Other changes included switching the main locations from England to Germany, which was Murnau’s idea, as well as making sunlight fatal to Nosferatu rather than just weakening him. He and Galleen also saw Nosferatu as symbolic of not only the war, but the Spanish flu epidemic that had hit Europe from 1918 to 1920–killing millions of people. The pale vampire with his horde of plague-carrying rats would have far deeper significance than a few onscreen chills.
Thus far, we have a businessman, an occultist with a flair for drama, an Expressionist director with a perfectionist streak, a screenwriter with an obscure past, a mystically-named mini studio, and a strange film title using a word that doesn’t technically exist. What next, but to hire a suitably eccentric actor to portray Nosferatu?
German theater actor Max Schreck fit the bill–almost too well. His last name is German for “fright,” for pete’s sake. Little is known about him, mainly that he was born in Berlin, his father was a civil servant and he was married to a theater actress (they didn’t have children). A loner with an odd sense of humor, he was described as enjoying long walks through dark forests. Although he appeared in over 800 theater roles–he was adept at “grotesque” characters–precious few anecdotes exist about him.

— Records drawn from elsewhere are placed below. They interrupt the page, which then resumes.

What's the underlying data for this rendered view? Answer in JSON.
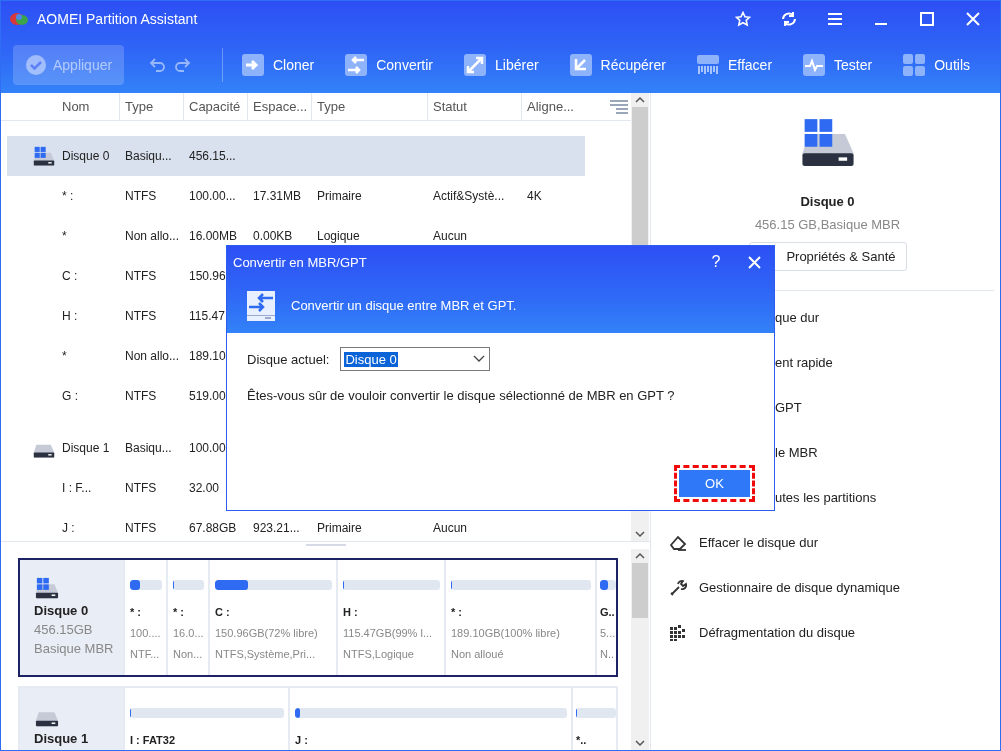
{
  "window": {
    "title": "AOMEI Partition Assistant"
  },
  "toolbar": {
    "apply": {
      "label": "Appliquer",
      "disabled": true
    },
    "tools": [
      {
        "label": "Cloner",
        "kind": "clone"
      },
      {
        "label": "Convertir",
        "kind": "convert"
      },
      {
        "label": "Libérer",
        "kind": "free"
      },
      {
        "label": "Récupérer",
        "kind": "recover"
      },
      {
        "label": "Effacer",
        "kind": "wipe"
      },
      {
        "label": "Tester",
        "kind": "test"
      },
      {
        "label": "Outils",
        "kind": "tools"
      }
    ]
  },
  "table": {
    "columns": [
      "Nom",
      "Type",
      "Capacité",
      "Espace...",
      "Type",
      "Statut",
      "Aligne..."
    ],
    "rows": [
      {
        "kind": "disk",
        "system": true,
        "selected": true,
        "cells": [
          "Disque 0",
          "Basiqu...",
          "456.15..."
        ]
      },
      {
        "kind": "partition",
        "selected": false,
        "cells": [
          "* :",
          "NTFS",
          "100.00...",
          "17.31MB",
          "Primaire",
          "Actif&Systè...",
          "4K"
        ]
      },
      {
        "kind": "partition",
        "selected": false,
        "cells": [
          "*",
          "Non allo...",
          "16.00MB",
          "0.00KB",
          "Logique",
          "Aucun"
        ]
      },
      {
        "kind": "partition",
        "selected": false,
        "cells": [
          "C :",
          "NTFS",
          "150.96"
        ]
      },
      {
        "kind": "partition",
        "selected": false,
        "cells": [
          "H :",
          "NTFS",
          "115.47"
        ]
      },
      {
        "kind": "partition",
        "selected": false,
        "cells": [
          "*",
          "Non allo...",
          "189.10"
        ]
      },
      {
        "kind": "partition",
        "selected": false,
        "cells": [
          "G :",
          "NTFS",
          "519.00"
        ]
      },
      {
        "kind": "disk",
        "system": false,
        "selected": false,
        "cells": [
          "Disque 1",
          "Basiqu...",
          "100.00"
        ]
      },
      {
        "kind": "partition",
        "selected": false,
        "cells": [
          "I : F...",
          "NTFS",
          "32.00"
        ]
      },
      {
        "kind": "partition",
        "selected": false,
        "cells": [
          "J :",
          "NTFS",
          "67.88GB",
          "923.21...",
          "Primaire",
          "Aucun"
        ]
      }
    ]
  },
  "disk_map": {
    "cards": [
      {
        "name": "Disque 0",
        "size": "456.15GB",
        "type": "Basique MBR",
        "system": true,
        "selected": true,
        "partitions": [
          {
            "name": "* :",
            "size": "100....",
            "fs": "NTF...",
            "level": 0.3
          },
          {
            "name": "* :",
            "size": "16.0...",
            "fs": "Non...",
            "level": 0
          },
          {
            "name": "C :",
            "size": "150.96GB(72% libre)",
            "fs": "NTFS,Système,Pri...",
            "level": 0.28
          },
          {
            "name": "H :",
            "size": "115.47GB(99% l...",
            "fs": "NTFS,Logique",
            "level": 0
          },
          {
            "name": "* :",
            "size": "189.10GB(100% libre)",
            "fs": "Non alloué",
            "level": 0
          },
          {
            "name": "G..",
            "size": "5...",
            "fs": "N..",
            "level": 0.5
          }
        ]
      },
      {
        "name": "Disque 1",
        "system": false,
        "selected": false,
        "partitions": [
          {
            "name": "I : FAT32",
            "level": 0
          },
          {
            "name": "J :",
            "level": 0.02
          },
          {
            "name": "*..",
            "level": 0
          }
        ]
      }
    ]
  },
  "side_panel": {
    "disk_name": "Disque 0",
    "disk_info": "456.15 GB,Basique MBR",
    "button": "Propriétés & Santé",
    "actions": [
      {
        "label": "que dur",
        "kind": "covered"
      },
      {
        "label": "ent rapide",
        "kind": "covered"
      },
      {
        "label": "GPT",
        "kind": "covered"
      },
      {
        "label": "le MBR",
        "kind": "covered"
      },
      {
        "label": "utes les partitions",
        "kind": "covered"
      },
      {
        "label": "Effacer le disque dur",
        "kind": "wipe"
      },
      {
        "label": "Gestionnaire de disque dynamique",
        "kind": "dynamic"
      },
      {
        "label": "Défragmentation du disque",
        "kind": "defrag"
      }
    ]
  },
  "dialog": {
    "title": "Convertir en MBR/GPT",
    "help": "?",
    "subtitle": "Convertir un disque entre MBR et GPT.",
    "field_label": "Disque actuel:",
    "field_value": "Disque 0",
    "question": "Êtes-vous sûr de vouloir convertir le disque sélectionné de MBR en GPT ?",
    "ok": "OK"
  }
}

Grau masterminded the character and set design and also designed the posters and promotional materials. Some of these promos shamelessly declared: “Freely adapted from Bram Stoker’s Dracula.” (Prana-Film might’ve thought the new character names were enough to ward off copyright infringement–and they’d probably gotten some spectacularly bad legal advice.) The posters are pretty eerie even today, and show the influence of Romanticist and Surrealist artists like Alfred Kubin. The film was made in the summer of 1921 and relied heavily on location shooting, mainly because of Prana-Film’s small budget. And here’s a piece of trivia–they put out a casting call for rats.
Reckless in pretty much every way possible, Prana-Film then spent a fortune on Nosferatu‘s promotional campaign and hosted a grand premiere on March 4, 1922 at the Marmorsaal (“marble hall”) of the Berlin Zoological Garden (guests were encouraged to wear early 19th century clothing). This all gave Nosferatu incredible publicity, but almost bankrupted the studio.
And it officially went bankrupt once Bram Stoker’s widow Florence pounced on Prana-Film’s copyright infringement. Tipped off by an anonymous letter, she took the studio to court and after a few years of struggle won her case in 1925. And thus the ambitious little German studio folded, having only released a single film–Nosferatu. Which, by the way, Florence almost wiped from the face of the earth. She tried to have every reel rounded up and destroyed, but enough copies had been floated around that the venture proved impossible.
Following the strange saga of Nosferatu, Murnau would go on to create masterpieces like Faust (1926) and Sunrise (1927), Galleen would make The Student of Prague (1926) and Alraune (1927), Grau would leave his occult societies after the bickerfest that was the 1925 Weida Conference, Max Schreck returned to the busy obscurity where he seemed the happiest, and Nosferatu became regarded as one of the greatest horror films of all time.
And that, my friends, is the rest of the story!
Giesen, Rolf. The Nosferatu Story: The Seminal Horror Film, Its Predecessors and Its Enduring Legacy. Jefferson, North Carolina: McFarland & Company, Inc., 2019.
Massaccesi, Cristina. Nosferatu: A Symphony of Horror. Great Britain: Auteur, 2015.
Skal, David J. Hollywood Gothic. New York: Faber and Faber, Inc., 2004.
Blakeney, K. (2011). “F.W. Murnau, His Films, and Their Influence on German Expressionism.” Inquiries Journal/Student Pulse, 3(01).